Italian Themes

ITALIAN THEMES ACROSS A VARIETY OF CEU PRESS PUBLICATIONS

This compilation features books of the Central European University Press, published since its establishment in 1993, that have some relevance to Italy, its history and culture. After the latest release, titles in the backlist are arranged by content: contemporary topics are on top, older themes below. For more substantial information about the content and availability, please click on the covers of the book, or on the links inserted into the citations.

“Victorious in the war, the Italian nation declined into chaotic postwar revolutionary turmoil: the biennio rosso. The country became bastion of leading demagogues who preached hatred against the organized working class and the socialists. The revolutionary chaos was followed by the preemptive fascist counter-revolution of Benito Mussolini.” This volume discusses eighteen populists from twelve European countries over the past hundred years. “Italy possessed an unusually large number of self-employed citizens—small business owners who continually aspired to avoid taxation. They admired Berlusconi and tried to emulate his successes in this domain, and wholeheartedly believed in the promise of his leadership.” “He explained: ‘Perhaps one of us has stolen the fiancée of the presiding judge. Such things happen to us, because we’re well known to be tombeurs des femmes.’ The 5-foot, 5-inch-tall Berlusconi loved to speak about sex, and his audience loved to hear about it too.”

“In Italy’s northeasternmost region, Friuli Venezia Giulia, hardly anyone denied the long-term negative consequences of their peripheral geopolitical context for the socioeconomic development of the region after its 1918 annexation by Italy.”—from a book on labor history during the Cold War era. “Italian and Yugoslav partisans had commonly fought against Nazi occupation.

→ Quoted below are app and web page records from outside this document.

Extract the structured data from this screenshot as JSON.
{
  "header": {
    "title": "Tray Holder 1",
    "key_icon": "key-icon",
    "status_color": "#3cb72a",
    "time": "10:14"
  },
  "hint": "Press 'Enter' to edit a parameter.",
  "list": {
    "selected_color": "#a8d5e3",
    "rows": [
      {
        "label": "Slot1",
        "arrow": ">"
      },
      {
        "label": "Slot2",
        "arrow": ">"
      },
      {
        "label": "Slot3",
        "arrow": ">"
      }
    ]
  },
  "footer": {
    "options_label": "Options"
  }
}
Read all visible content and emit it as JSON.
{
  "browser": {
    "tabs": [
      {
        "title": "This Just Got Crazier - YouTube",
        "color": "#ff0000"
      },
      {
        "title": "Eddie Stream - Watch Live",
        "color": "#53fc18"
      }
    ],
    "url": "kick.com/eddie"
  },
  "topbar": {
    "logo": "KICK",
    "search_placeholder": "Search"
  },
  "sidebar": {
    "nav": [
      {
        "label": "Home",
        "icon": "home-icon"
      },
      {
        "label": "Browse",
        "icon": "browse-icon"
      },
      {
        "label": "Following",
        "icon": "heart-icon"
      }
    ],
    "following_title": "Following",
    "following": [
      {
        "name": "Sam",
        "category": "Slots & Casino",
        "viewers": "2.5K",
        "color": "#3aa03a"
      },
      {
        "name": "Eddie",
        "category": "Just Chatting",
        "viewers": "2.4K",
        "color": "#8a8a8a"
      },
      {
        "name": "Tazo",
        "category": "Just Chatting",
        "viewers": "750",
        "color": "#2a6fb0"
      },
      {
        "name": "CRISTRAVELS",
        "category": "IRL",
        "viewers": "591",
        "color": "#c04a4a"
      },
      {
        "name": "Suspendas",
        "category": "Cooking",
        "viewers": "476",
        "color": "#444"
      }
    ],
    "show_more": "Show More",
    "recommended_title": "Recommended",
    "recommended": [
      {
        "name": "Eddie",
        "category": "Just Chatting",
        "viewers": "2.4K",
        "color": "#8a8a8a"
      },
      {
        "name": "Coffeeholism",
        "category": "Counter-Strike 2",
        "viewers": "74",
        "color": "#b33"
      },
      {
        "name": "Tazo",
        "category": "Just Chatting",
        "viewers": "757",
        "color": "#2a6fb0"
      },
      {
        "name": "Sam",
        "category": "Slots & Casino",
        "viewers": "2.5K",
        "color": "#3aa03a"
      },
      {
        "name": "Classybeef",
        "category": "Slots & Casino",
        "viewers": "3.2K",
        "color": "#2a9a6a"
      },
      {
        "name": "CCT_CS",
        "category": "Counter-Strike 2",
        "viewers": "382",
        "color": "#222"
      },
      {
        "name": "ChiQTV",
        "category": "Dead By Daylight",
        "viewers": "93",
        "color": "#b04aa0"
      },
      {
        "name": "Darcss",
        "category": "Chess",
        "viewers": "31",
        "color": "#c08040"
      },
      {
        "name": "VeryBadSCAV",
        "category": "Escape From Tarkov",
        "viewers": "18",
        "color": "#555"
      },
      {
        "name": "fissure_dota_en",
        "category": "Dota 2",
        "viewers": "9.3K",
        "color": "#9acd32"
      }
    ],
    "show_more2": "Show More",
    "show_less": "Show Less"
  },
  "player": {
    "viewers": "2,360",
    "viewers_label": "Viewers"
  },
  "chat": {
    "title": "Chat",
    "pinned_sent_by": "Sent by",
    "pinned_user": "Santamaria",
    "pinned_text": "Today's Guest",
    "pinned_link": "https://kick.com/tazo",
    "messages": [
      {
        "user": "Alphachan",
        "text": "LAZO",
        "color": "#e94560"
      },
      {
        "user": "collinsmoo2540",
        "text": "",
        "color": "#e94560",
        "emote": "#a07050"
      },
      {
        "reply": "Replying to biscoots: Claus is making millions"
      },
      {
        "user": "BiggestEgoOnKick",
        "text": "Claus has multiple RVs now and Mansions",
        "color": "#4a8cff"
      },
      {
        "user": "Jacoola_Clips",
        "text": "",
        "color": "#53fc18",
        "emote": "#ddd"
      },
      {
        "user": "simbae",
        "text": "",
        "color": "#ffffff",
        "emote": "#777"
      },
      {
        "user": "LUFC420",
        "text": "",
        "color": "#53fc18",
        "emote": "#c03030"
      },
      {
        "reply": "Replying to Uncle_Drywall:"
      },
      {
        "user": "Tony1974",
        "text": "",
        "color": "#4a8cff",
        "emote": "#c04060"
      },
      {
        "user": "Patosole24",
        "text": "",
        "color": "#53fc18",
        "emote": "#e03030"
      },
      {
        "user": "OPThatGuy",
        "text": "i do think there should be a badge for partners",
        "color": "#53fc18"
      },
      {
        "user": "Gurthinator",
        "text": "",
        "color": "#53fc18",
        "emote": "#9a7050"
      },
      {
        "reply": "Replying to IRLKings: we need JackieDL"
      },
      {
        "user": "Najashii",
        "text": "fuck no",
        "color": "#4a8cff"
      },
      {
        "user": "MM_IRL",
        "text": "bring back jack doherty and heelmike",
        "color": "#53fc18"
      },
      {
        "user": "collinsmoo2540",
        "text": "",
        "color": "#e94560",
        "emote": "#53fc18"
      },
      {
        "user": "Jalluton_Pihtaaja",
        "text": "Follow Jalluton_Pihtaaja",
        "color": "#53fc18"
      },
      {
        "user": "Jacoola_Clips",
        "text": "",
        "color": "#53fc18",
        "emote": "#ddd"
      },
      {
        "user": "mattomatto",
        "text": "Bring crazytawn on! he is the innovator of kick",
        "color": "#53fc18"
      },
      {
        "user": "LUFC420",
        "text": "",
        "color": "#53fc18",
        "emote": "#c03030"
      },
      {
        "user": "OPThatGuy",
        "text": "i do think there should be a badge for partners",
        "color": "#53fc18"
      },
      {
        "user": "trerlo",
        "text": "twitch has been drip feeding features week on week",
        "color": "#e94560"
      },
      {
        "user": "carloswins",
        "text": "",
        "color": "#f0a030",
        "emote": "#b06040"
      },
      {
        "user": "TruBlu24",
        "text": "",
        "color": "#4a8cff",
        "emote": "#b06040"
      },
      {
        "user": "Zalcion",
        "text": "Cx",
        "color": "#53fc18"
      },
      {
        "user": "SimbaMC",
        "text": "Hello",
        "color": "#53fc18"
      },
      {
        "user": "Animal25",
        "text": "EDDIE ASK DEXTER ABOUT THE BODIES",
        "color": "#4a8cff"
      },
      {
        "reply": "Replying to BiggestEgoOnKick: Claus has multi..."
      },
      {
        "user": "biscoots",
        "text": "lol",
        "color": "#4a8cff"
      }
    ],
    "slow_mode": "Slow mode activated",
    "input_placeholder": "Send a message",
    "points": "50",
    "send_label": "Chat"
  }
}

After the end of the war, many workers in cities like Trieste and Monfalcone looked upon Titoist communism with interest and benevolence.” “Three instances of public riots during workers’ protests at the San Marco shipyard in Trieste seem significant for the strikes in Rijeka and Koper: these occurred in 1966, in 1968, and in 1969.” “Many on the Western European left were fascinated with the Yugoslav model of self-management, a potentially viable ‘third way’ between Western-style capitalisms and Soviet-style planned economies.”

Titles from the backlist, contemporary topics on top, older themes below.

Bush: The outpouring of friendship for you in Italy was wonderful. It came through on our television.

Gorbachev: In Italy, I saw a lot of products and few customers. In our country, it is the opposite. We are moving toward private property. Our eventual goal is to make all these enterprises act within the market. In Italy, Soviet businesses operate in just this way. (December, 1989) Sentences taken from the last face-to-face conversations of Cold War leaders. Bush: But you and I must take care to consult with our smaller NATO partners. Kohl: Yes. Bush: Genscher made this statement to the Italians in Ottawa: ‘You’re not in the game.’ This offended Italy, and some of the other guys. Genscher must be sensitive. Kohl: I totally agree. I wasn’t in Ottawa, but I had to take some of the consequences of Genscher’s act. And I didn’t like it. It was totally unnecessary. It’s not my style either. I have to do a master resuscitation with Andreotti and the others. (February, 1990)

Further titles with relevance to Italian history and culture, going forwards in time: